Less than two months after Congress passed a package aimed to provide financial relief for Puerto Rico, the Obama administration is already at it again—this time seeking an outright taxpayer bailout for the U.S. territory through additional Medicaid funds and access to the earned income tax credit.
Why does Puerto Rico need help? After decades of failed economic policies and rising debt, Puerto Rico began defaulting on some of its debt payments in 2015. Faced with substantial government spending (including massive pension costs), a declining economy, and rising interest rates, Puerto Rico was on track to default on multiple other debt payments.
Under Congress’ attempted relief, most debtors still won’t receive full payment. After all, it wouldn’t be relief for Puerto Rico if it actually had to pay all its bills. Instead, the island will have access to bankruptcy-like proceedings that will allow it to write off a large portion of its debt.
This is precisely what the administration wanted. The island now has access to so-called “Super Chapter 9” bankruptcy that will allow Puerto Rico to write down not only its municipal debts (in the same way that states can choose to do), but also its constitutionally protected territorial debt.
In addition, Puerto Rico has been afforded an unprecedented stay on litigation that will allow the island’s government to operate free of legal challenges for months.
But apparently allowing the island to renege on its constitutional obligations and stripping creditors of their right to access the courts wasn’t enough. Now the administration is back at it again, seeking an outright taxpayer bailout for the island.
In a letter to the recently appointed Congressional Task Force on Economic Growth in Puerto Rico, the administration called for granting Puerto Rico the same access as states to Medicaid funds and the earned income tax credit.
But Puerto Rico is not a state and its residents are not subject to federal income taxes. So why should U.S. citizens who do pay federal income taxes have to fork over an extra $36.2 billion over the next 10 years to provide benefits to people who do not pay those taxes?
Puerto Rico and other U.S. territories already receive a disproportionate share of federal welfare spending, and they get these benefits without their residents paying federal income taxes.
Providing additional Medicaid funds to Puerto Rico is not really any different than a pure cash bailout. Money is fungible, and what Puerto Rico doesn’t have to spend from its own resources to provide Medicaid, it can use on whatever else it wants.
The same is true for the earned income tax credit, except that the bailout would go directly to Puerto Rican residents as opposed to its government. But Puerto Ricans aren’t subject to federal income taxes, so why should they receive federal income tax credits?

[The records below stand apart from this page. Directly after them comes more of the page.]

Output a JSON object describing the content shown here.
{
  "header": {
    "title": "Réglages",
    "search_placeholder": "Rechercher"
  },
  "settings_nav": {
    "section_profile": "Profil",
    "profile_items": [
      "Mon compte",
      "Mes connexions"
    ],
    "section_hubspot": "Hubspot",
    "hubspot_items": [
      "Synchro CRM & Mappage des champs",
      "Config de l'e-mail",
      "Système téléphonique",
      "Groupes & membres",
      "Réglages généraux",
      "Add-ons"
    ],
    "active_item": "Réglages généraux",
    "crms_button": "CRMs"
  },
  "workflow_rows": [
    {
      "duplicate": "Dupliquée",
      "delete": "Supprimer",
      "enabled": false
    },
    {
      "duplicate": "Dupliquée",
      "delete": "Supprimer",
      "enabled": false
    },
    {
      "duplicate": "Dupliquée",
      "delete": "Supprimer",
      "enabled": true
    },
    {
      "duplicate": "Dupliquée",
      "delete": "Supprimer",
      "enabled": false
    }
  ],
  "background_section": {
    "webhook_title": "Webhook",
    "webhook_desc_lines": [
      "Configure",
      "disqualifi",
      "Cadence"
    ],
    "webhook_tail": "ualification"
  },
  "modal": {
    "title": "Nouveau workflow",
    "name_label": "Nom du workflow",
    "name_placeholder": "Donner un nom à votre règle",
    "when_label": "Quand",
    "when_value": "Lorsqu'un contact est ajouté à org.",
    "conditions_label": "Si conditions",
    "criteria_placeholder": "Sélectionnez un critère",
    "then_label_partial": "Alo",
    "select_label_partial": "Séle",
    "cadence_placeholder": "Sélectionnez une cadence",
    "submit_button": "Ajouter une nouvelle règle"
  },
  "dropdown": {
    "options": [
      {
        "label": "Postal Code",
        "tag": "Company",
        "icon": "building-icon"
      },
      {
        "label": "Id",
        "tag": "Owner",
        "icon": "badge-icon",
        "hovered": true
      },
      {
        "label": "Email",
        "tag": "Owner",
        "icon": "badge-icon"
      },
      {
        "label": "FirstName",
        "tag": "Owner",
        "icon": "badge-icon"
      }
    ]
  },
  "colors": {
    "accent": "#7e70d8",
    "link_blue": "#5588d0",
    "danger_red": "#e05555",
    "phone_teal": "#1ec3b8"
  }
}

Puerto Ricans aren’t subject to federal income taxes, so why should they receive federal income tax credits?
The administration argues that the earned income tax credit is “one of the most powerful policy tools” to stimulate and encourage work. Stimulating work is an important objective in Puerto Rico where only 38 percent of the island’s working-age population has a job in the formal economy.
But the tax credit would have little impact in Puerto Rico and would be ripe for fraud and abuse.
For starters, the federal minimum wage in Puerto Rico is as large an impediment to job creation as a $20 per hour minimum wage would be on the mainland. Employers who can’t afford to pay workers the minimum wage will still not be able to pay the minimum wage with an earned income tax credit. Instead, the benefits will primarily flow to Puerto Rico’s more fortunate residents—those with a formal job.
Moreover, taxpayers can expect to foot the bill for unlawful earned income tax credit payments. Even when implemented by the IRS, which has access to taxpayers’ federal income tax returns, this tax credit has an excessively high improper payment rate of about 25 percent.
Just imagine how high the improper payment rate would be in Puerto Rico where residents don’t file federal taxes. Puerto Rico’s Treasury, which would presumably administer the tax credit, would have no incentive to prevent improper payments. After all, mainland taxpayers would be funding the subsidy.
Puerto Rico has the authority to enact and fund its own version of an earned income tax credit. Instead, the territory’s politicians have prioritized maintaining a bloated public sector with much higher pay than the island’s private sector workers.
Congress has already intervened more than it should have in Puerto Rico’s financial crisis. Federal taxpayers shouldn’t be forced to foot the bill for Puerto Rico’s poor economic and fiscal policies.
If Congress does cave in to the bailout demands, states and localities will be encouraged to engage in the same reckless policies so that they too can receive a federal bailout.